Privately owned Danish toymaker Lego has lost a court battle to have its snap-together plastic bricks registered as an exclusive trademark in the European Union.

Lego had argued that studs on top of the bricks made them highly distinctive and, thus, eligible for trademark rights. The Luxembourg-based European Union Court of Justice (ECJ) upheld a 2008 ruling by the General Court, which dismissed Lego’s challenge to the decision by trademark agency OHIM.

“Undertakings may not use trademark law in order to perpetuate, indefinitely, exclusive rights relating to technical solutions,” it said.

OHIM had repealed an earlier decision to grant trademark rights for Lego bricks after objections from Canadian toymaker Mega Brands Inc.

Lego, whose name originates from the Danish words for “play well”, is Europe’s biggest toy manufacturer and competes with Mattel and Hasbro.

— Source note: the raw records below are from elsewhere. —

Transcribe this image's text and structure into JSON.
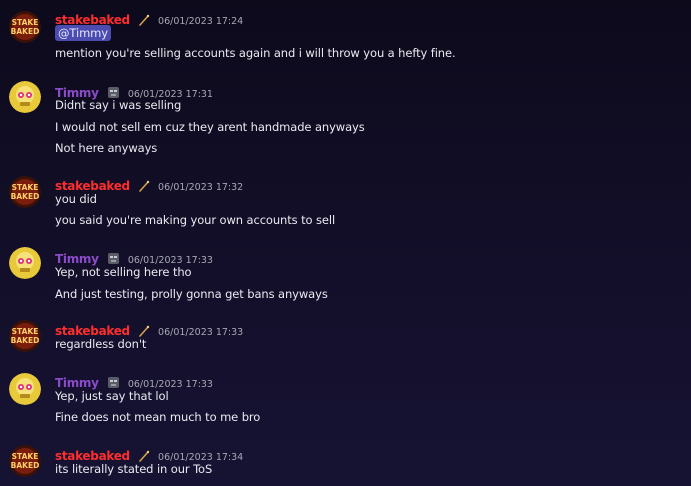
{
  "users": {
    "stakebaked": {
      "name": "stakebaked",
      "color": "#ff2e2e",
      "badge_icon": "bat-icon",
      "avatar_text": [
        "STAKE",
        "BAKED"
      ]
    },
    "timmy": {
      "name": "Timmy",
      "color": "#8a4bc8",
      "badge_icon": "robot-icon"
    }
  },
  "messages": [
    {
      "ts": "06/01/2023 17:24",
      "mention": "@Timmy",
      "lines": [
        "mention you're selling accounts again and i will throw you a hefty fine."
      ]
    },
    {
      "ts": "06/01/2023 17:31",
      "lines": [
        "Didnt say i was selling",
        "I would not sell em cuz they arent handmade anyways",
        "Not here anyways"
      ]
    },
    {
      "ts": "06/01/2023 17:32",
      "lines": [
        "you did",
        "you said you're making your own accounts to sell"
      ]
    },
    {
      "ts": "06/01/2023 17:33",
      "lines": [
        "Yep, not selling here tho",
        "And just testing, prolly gonna get bans anyways"
      ]
    },
    {
      "ts": "06/01/2023 17:33",
      "lines": [
        "regardless don't"
      ]
    },
    {
      "ts": "06/01/2023 17:33",
      "lines": [
        "Yep, just say that lol",
        "Fine does not mean much to me bro"
      ]
    },
    {
      "ts": "06/01/2023 17:34",
      "lines": [
        "its literally stated in our ToS"
      ]
    }
  ]
}
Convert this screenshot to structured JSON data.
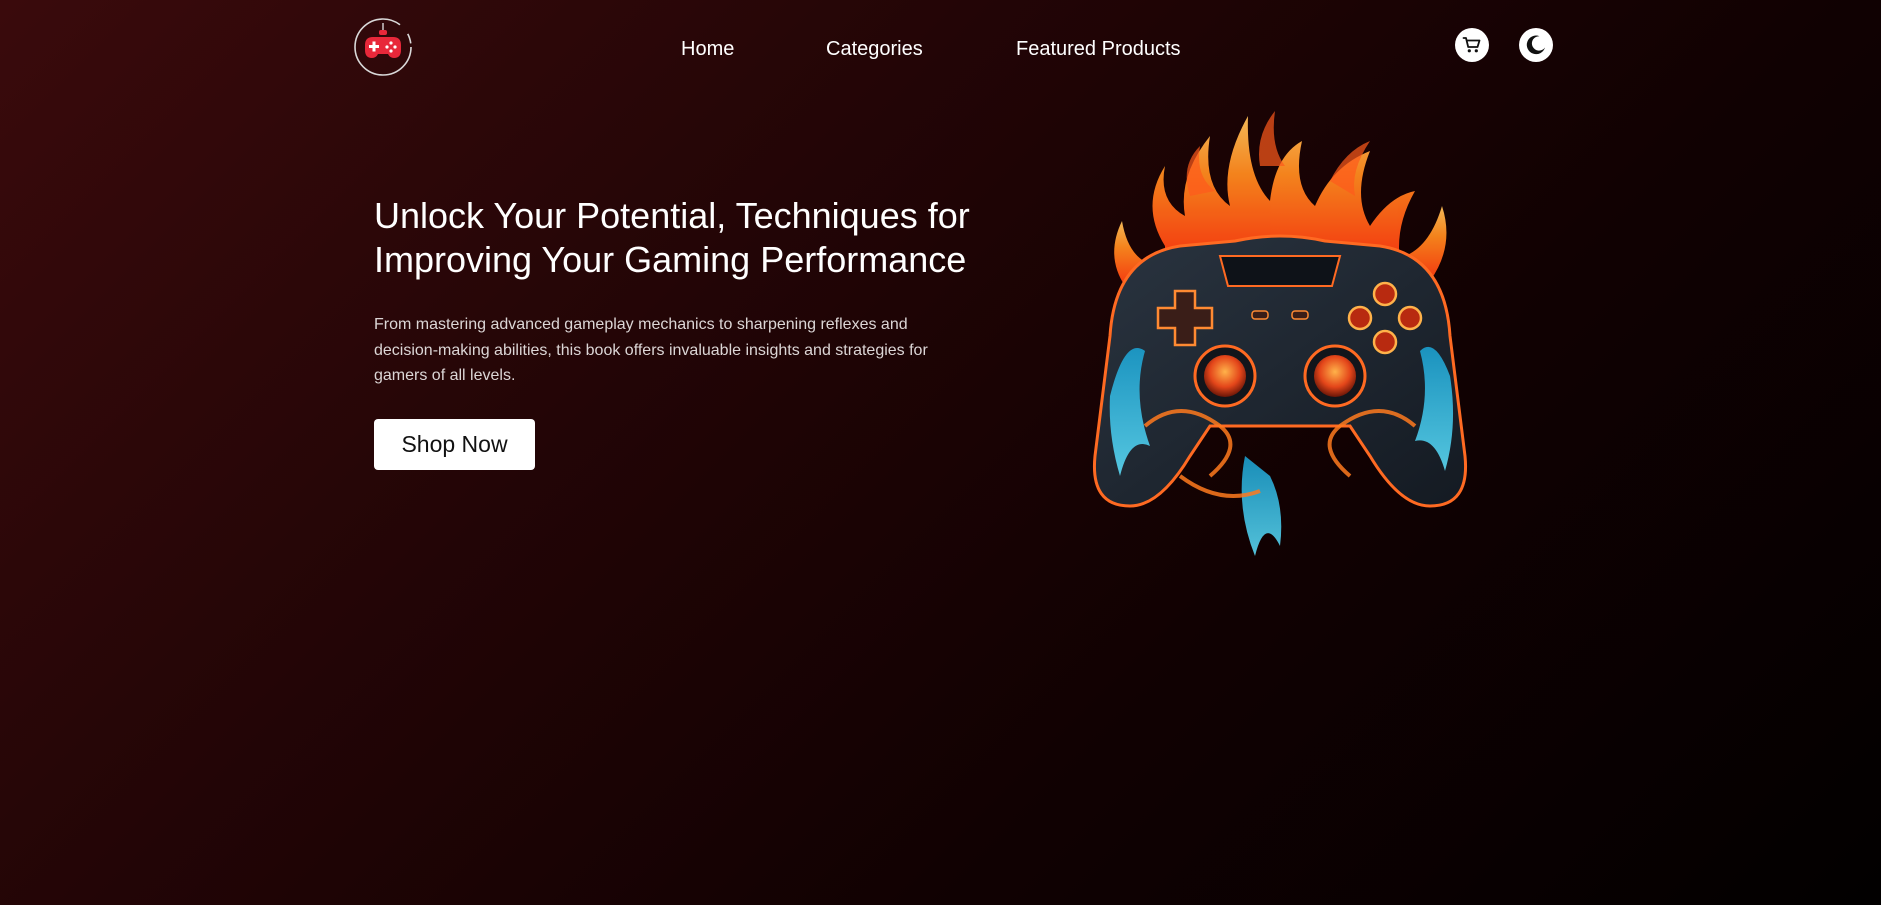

Peter Kjaer, the head of Lego’s intellectual property section, said. “It is naturally a matter of concern to us that use of the brick by others can dilute the trademark. But the worst aspect is that consumers will be misled.”